Donald J. Trump won Indiana’s Republican primary on Tuesday, moving him closer to claiming the party’s presidential nomination and delivering a devastating blow to Senator Ted Cruz and other Republicans hoping to stop him.
Mr. Cruz had pinned his hopes on Indiana, which seemed to offer one of his best chances to deny Mr. Trump the delegates needed to secure the nomination before the party convention in July.
But Mr. Trump, after obliterating his rivals in five states in the Northeast last week, held a strong polling lead in the state, which had 57 delegates up for grabs.
Mr. Trump’s victory puts him in a commanding position to clinch the nomination on June 7, when the last Republican contests are held.

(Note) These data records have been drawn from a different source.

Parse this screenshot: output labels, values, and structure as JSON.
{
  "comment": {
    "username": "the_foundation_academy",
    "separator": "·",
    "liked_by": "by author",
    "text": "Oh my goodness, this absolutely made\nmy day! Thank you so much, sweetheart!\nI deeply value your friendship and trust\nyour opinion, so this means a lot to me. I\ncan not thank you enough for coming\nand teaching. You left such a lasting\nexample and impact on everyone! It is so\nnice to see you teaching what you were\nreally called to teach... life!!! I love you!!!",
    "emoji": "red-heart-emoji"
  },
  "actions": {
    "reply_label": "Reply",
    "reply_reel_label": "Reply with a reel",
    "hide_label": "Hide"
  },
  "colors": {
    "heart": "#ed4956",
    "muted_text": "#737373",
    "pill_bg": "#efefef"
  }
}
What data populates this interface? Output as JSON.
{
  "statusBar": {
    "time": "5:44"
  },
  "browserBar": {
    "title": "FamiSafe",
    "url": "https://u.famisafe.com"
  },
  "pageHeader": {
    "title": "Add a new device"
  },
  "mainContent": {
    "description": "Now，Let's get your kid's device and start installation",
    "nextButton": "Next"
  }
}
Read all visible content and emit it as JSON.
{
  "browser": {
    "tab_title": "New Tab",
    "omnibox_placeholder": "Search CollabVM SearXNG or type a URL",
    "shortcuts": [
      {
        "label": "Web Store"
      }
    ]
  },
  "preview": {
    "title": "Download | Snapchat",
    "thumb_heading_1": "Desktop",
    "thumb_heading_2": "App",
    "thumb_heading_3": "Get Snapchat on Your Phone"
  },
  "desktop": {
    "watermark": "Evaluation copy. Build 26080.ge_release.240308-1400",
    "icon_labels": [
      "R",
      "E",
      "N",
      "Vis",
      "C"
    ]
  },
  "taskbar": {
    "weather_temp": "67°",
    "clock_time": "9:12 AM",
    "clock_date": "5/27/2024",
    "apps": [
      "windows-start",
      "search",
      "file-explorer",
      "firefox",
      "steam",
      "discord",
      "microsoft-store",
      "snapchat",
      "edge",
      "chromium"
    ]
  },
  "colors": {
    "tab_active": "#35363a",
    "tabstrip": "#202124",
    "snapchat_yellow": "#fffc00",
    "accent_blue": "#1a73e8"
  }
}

Mr. Trump’s victory was an extraordinary moment in American political history: He is now on course to be the first standard-bearer of a party who has not served in elected office since Dwight D. Eisenhower, a five-star general and the commander of Allied Forces in Europe during World War II.
Mr. Trump, a real estate tycoon turned reality television celebrity, was not a registered Republican until April 2012. He has given hundreds of thousands of dollars to Democrats, including his likely general election opponent, Hillary Clinton. And, at various points in his life, he has held positions antithetical to Republican orthodoxy on almost every major issue in the conservative canon, including abortion, taxes and gun control.
But none of this stopped him from driving nearly every other Republican from the race for the nomination. With his ability to speak to the anxieties of voters, and his shrewd use of celebrity and memorable put-downs, he systematically undercut veteran politicians in a field of candidates that many in the party had hailed as the strongest in at least three decades. And he did so while spending far less money than most of his rivals and employing only a skeletal campaign staff.
“It is extremely extraordinary that Trump will be the nominee for the G.O.P. this year — who saw this coming?” said Dewey M. Clayton, a professor of political science at the University of Louisville. “He has tapped into the mood of many disaffected voters who like his business success and straight talk. He is unapologetic, and many voters like this.”